Examining the history of the industry and the recurring patterns and ideas within it helps us to understand what shaped the devops movement. With that understanding we can make sense of where we are today and understand how, through effective devops, we can break the cycle of increasing specialization that creates silos and devaluation of specific roles.
In the beginning, the developer was the operator. When World War II broke out, the United States government put out a call for math majors to become “computers,” a job in which they were responsible for calculating ballistics firing tables for the war effort. Jean Bartik was one of the many women that responded. Her college advisor encouraged her to ignore the call, worrying that the repetitious tasks were not as admirable as continuing her family’s tradition of education.

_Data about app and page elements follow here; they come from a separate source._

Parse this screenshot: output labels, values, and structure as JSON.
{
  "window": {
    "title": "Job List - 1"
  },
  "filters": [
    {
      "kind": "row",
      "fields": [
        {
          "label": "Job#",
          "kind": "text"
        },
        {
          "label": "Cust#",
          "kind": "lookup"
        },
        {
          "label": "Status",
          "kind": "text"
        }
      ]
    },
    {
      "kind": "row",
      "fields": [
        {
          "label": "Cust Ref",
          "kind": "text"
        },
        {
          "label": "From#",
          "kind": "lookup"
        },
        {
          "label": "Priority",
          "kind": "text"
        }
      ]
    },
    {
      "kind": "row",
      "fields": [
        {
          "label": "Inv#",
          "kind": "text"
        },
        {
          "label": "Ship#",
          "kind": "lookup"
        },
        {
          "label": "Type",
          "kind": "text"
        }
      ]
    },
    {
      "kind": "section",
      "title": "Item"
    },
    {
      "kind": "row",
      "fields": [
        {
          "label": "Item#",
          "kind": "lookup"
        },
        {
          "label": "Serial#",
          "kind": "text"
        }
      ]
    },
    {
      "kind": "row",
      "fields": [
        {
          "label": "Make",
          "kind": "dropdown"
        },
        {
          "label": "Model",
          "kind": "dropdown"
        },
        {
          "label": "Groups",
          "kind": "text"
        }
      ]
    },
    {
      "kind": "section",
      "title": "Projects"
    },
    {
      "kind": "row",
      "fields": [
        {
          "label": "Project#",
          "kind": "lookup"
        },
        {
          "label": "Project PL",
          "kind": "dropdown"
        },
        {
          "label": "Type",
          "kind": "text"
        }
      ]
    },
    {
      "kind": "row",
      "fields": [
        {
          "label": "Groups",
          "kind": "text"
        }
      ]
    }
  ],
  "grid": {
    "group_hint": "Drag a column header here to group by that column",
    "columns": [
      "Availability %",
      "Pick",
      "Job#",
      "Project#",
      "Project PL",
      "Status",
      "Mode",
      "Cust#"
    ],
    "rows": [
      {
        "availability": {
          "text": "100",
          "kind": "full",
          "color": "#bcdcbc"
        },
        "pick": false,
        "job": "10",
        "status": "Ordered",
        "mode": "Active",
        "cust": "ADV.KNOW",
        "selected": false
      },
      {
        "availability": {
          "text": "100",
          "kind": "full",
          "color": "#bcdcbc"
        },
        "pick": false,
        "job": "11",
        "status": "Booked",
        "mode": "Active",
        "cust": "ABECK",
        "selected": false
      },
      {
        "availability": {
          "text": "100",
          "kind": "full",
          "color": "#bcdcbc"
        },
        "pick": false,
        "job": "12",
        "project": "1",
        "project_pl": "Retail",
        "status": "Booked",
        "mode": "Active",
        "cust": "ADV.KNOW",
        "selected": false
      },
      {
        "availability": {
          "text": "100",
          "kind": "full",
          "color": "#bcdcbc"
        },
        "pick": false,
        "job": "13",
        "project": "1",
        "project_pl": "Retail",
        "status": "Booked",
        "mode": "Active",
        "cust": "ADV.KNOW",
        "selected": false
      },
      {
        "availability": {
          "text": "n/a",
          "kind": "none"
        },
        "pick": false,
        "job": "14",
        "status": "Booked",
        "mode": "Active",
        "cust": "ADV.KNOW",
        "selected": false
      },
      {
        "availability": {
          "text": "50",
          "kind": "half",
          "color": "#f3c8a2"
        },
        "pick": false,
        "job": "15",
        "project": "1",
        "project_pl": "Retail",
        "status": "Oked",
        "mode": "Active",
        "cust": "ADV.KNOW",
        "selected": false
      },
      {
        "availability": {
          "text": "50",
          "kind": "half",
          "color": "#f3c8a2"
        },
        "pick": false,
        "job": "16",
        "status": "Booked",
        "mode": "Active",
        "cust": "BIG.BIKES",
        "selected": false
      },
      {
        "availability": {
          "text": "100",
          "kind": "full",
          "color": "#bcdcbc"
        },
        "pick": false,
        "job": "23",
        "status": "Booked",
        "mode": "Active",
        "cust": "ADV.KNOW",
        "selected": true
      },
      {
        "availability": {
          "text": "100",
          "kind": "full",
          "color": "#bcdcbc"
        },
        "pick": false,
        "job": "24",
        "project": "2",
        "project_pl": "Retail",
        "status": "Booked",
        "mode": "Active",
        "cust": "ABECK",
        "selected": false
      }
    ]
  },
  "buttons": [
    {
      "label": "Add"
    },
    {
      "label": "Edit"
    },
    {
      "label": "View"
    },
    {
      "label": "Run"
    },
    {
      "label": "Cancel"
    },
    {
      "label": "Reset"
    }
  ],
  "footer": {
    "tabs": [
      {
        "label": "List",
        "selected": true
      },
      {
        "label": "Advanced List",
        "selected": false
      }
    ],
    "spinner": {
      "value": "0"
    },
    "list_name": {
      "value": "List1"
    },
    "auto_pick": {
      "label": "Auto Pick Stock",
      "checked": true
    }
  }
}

While her advisor was right about the repetitious nature of calculating numbers, the job put Bartik in the right place at the right time to become one of the first programmers of the Electronic Numeric Integrator and Computer, or ENIAC, the first all-electronic, programmable computer system.
With no documentation and no plans, Bartik and the other five women working on the ENIAC figured out how to program it by reviewing the device’s hardware and logic diagrams. Programming the machine and its 18,000 vacuum tubes meant setting dials and changing out cable connections across 40 control panels.
At the time, ...